Game Reviewed: Ghostbusters
Release Date: July 12th, 2016
Developer: FireForge Games
Platform: [Reviewed: PlayStation 4] Xbox One and PC
Rated: E10+ For Everyone 10+
Finally we have someone to call when the not so friendly ghosts are on the loose. It’s been years since we’ve had that special number to dial and since it’s been in use. Luckily, coinciding with the Ghostbusters movie which hits theatres July 15 worldwide, the videogame is back on PlayStation 4 and Xbox One.
I have to start by saying I allowed the main menu to play through the entire duration of Ray Parker, Jr.’s “Ghostbusters” theme song at least twice. The 80’s inside of me refused to let this moment pass by; but I was ready to bust some ghost!
The Ghostbuster videogame doesn’t feature the classic crew of Murray, Akroyd, etc.; nor the queens of the suits McCarthy, Jones, etc. In this post-flim adventure you are the rookies under the wings of Erin, Abby, Patty and Jillian. As the veterans are currently saving Washington DC, New York depends on the recruits.
Anyone can be a Ghostbuster and that’s exactly how the campaign set the tone as you have the option of choosing a preferred character and naming that player. Before accepting missions the Ghostbusters receive a briefing of who’s haunting the city through a computer monitor capturing the name of the caller, occupation and location.
Ghostbusters, which plays in third-person, allows couch co-op of up to four players totaling to about 6 to 7 hours of gameplay. Surprisingly the title has the ability to offer a great online experience, however only sticks to local play. The enemies mostly consist of ghost, zombies, flying skulls and key bosses. As you progress the difficulty never seems to increase, only the amount of enemies you face at once.

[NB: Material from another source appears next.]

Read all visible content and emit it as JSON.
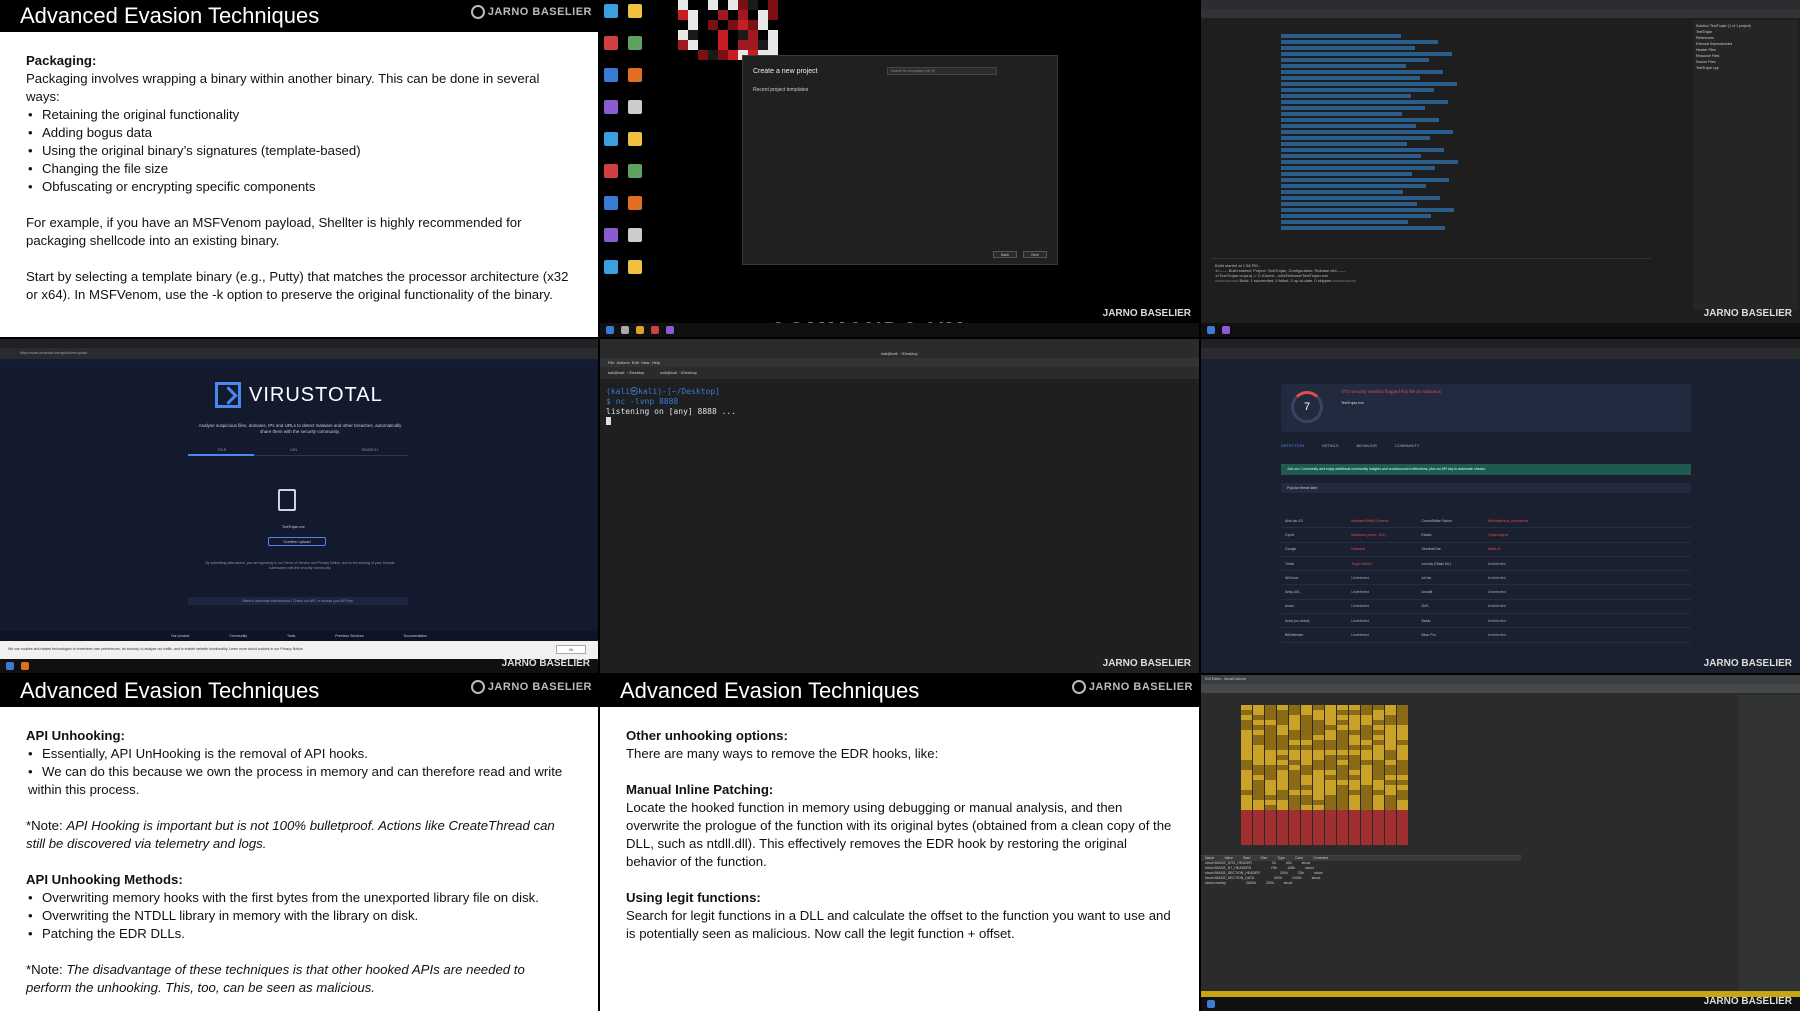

A positive side to the wave of ghost and goblins are the health packs scattered in each mission, healing the entire team at once rather than one individual.
Players using a P.K.E. throughout each mission as it help in locating ghost, hidden items, passageways and more. Players are also equipped with a unique weapon and proton pack. Each player is well balanced and are also limited as to how long a weapon can be used without overheating, forcing the gun to require time to cool down.
In addition to decimating the undead you can also blast away certain objects to earn ecto points which are critical to your leveling up. At the end of each mission or at the Ghostbuster Headquarters you can upgrade your characters skills, allowing them to become more efficient in certain areas or increasing the effectiveness of your weapon or proton. The Ghostbuster Headquarters is available at all times when needing to upgrade your characters, viewing ghosts you’ve captured through the containment unit, and special codes that allows you to unlock special features.
Players are ranked at the end of each capture based on score as well as the team based on time and team total points. When playing solo, it does feel a bit awkward being first all the time because you’re flying solo.
Voices were fairly decent during the briefings but near perfect during missions as the character interacted with each other with great chemistry. My only gripe came from the amount of “slime” jokes as they became obsessive. Ghostbusters cartoon/art style was very appealing including great cinematics.
Ghostbusters did have a few fumbles during gameplay unfortunately. Most noticeable was when my character was progressing on one of the missions; two of the other three players were left behind and didn’t reappear until the next cutscene, which was about 10-15 minutes later. Other issue consisted of enemies clipping into objects causing them to become immobile. They’re ghost! How can they not turn around?